In opposing conferences, the two teams aren’t guaranteed to play each other every season, and Orlando City can go several season without traveling to Portland for a game. The midweek game became a source of excitement for Orlando City, which was eager to play in a hostile environment.
“I don’t think it’s intimidating, I think it’s just fun,” Kljestan said. “To see the way the city has taken to its team, to see the ownership of that team and everything that they’ve done, it’s a really fun place to play.”
Some of the rookies were more nervous than excited, intimidated by an environment that few places in the league can provide. Veterans such as Kljestan took it upon themselves to calm those nerves leading into high-octane games such as Thursday night.
The key in high-energy stadiums such as Providence Park, Kljestan said, is to understand that the team is playing against the crowd as well as their opponent. The ability to silence the stadium is just as powerful of a tool for the away team as the roaring crowds are for the home team.
“When you play in a place that’s got a really energized crowd, and you score an away goal and it gets dead quiet — that’s the best feeling in the world,” Kljestan said. “I think that’s the message: go out and have fun and enjoy this atmosphere. Not every game you play in MLS is like that.”
For coach James O’Connor, the focus of the trip was balancing his team’s excitement with the necessity to focus on the road. Away games were a surprising strong suit for the Lions at the start of the season — while the team struggled to defend its home field, it picked up points on the road to keep out of the bottom rung of the conference.
Heading into Thursday, O’Connor hoped to allow his team to have fun while still taking the game seriously.

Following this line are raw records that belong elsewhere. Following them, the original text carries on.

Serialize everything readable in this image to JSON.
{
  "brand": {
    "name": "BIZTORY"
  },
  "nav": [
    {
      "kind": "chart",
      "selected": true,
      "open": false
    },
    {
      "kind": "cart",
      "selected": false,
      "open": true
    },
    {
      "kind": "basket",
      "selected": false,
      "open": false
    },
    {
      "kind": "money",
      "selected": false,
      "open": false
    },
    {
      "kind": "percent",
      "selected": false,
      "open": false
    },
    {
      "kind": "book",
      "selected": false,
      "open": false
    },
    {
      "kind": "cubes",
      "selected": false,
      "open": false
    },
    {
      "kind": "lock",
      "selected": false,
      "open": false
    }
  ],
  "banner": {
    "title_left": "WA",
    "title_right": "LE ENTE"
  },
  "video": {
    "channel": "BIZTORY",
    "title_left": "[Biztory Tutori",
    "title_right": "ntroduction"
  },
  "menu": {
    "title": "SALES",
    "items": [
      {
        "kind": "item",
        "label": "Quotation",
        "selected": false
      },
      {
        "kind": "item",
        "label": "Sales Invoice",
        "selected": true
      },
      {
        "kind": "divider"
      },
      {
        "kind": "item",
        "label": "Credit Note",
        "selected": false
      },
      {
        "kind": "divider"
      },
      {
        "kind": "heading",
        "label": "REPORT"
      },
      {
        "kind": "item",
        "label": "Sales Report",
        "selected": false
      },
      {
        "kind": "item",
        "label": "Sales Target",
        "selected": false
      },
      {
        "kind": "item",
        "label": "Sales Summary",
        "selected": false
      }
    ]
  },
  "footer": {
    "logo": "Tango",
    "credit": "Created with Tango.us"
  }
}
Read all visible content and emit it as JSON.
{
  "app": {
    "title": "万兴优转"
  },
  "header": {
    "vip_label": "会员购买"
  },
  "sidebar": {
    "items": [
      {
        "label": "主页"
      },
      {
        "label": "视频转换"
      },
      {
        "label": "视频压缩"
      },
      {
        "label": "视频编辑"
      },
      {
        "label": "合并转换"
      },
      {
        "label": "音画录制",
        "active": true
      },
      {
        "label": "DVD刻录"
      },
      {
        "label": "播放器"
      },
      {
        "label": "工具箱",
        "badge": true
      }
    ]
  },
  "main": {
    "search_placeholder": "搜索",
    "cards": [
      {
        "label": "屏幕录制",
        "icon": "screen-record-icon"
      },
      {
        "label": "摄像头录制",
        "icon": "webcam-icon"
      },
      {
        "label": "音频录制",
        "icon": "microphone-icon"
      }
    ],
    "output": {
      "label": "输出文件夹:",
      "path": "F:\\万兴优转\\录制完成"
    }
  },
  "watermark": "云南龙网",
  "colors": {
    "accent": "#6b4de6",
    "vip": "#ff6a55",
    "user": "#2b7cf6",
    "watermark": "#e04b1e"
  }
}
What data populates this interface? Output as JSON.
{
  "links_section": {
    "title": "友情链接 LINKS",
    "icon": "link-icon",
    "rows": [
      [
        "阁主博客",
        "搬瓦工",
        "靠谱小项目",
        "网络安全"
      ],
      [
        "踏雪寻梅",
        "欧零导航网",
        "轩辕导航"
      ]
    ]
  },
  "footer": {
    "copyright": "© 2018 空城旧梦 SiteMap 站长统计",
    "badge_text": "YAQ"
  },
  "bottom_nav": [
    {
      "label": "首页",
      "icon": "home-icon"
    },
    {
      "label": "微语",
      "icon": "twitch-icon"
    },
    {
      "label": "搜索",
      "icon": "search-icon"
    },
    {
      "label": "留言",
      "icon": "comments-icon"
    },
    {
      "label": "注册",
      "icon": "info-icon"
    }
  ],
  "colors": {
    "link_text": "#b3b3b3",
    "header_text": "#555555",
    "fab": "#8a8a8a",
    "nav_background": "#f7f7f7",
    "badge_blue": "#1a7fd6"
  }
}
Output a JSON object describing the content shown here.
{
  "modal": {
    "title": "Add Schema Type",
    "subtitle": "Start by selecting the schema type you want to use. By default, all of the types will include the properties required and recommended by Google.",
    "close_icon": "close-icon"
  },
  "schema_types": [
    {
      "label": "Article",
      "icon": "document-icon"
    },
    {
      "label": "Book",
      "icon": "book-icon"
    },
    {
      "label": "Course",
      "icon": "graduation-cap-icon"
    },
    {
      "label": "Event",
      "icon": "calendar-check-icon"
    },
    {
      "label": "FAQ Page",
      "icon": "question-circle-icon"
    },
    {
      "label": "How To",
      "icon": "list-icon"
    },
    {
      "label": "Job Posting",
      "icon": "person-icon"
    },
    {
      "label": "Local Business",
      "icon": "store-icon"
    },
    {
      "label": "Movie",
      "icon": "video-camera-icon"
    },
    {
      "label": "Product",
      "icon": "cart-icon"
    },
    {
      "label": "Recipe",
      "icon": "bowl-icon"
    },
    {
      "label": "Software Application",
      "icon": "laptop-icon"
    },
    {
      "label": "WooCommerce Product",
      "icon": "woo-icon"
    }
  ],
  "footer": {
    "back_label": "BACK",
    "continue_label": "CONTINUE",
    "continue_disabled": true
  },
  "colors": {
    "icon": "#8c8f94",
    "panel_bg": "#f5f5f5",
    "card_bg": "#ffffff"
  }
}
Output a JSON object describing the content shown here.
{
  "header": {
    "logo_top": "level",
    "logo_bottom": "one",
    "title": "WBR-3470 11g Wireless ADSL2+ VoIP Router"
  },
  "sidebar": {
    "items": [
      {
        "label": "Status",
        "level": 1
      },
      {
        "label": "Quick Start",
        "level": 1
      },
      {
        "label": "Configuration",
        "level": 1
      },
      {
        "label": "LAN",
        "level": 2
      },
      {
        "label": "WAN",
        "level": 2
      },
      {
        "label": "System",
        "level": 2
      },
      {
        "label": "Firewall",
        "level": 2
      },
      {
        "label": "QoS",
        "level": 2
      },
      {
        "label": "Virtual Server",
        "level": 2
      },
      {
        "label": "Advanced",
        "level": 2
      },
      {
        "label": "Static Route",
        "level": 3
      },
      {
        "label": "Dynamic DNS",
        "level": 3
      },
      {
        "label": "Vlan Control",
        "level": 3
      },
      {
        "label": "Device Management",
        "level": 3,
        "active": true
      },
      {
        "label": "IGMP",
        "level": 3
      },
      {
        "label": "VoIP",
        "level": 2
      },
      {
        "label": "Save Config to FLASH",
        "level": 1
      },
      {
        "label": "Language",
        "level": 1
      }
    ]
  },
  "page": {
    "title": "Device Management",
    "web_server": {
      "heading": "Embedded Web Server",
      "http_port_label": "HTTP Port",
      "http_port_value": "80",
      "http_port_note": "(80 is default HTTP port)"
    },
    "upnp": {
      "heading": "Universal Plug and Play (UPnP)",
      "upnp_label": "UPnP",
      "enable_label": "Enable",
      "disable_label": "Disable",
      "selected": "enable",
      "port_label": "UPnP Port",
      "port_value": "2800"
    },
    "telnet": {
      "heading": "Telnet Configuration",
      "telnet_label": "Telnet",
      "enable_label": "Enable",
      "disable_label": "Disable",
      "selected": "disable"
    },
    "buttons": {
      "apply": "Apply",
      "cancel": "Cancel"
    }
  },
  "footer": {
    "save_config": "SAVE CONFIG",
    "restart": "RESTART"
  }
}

“I think of all the teams, when you look at Portland, the atmosphere they have with the new stadium is something the players are really excited about,” O’Connor said. “I think it’s games like that with big atmospheres that you want to go and enjoy it but you want to make sure you create a very competitive game.”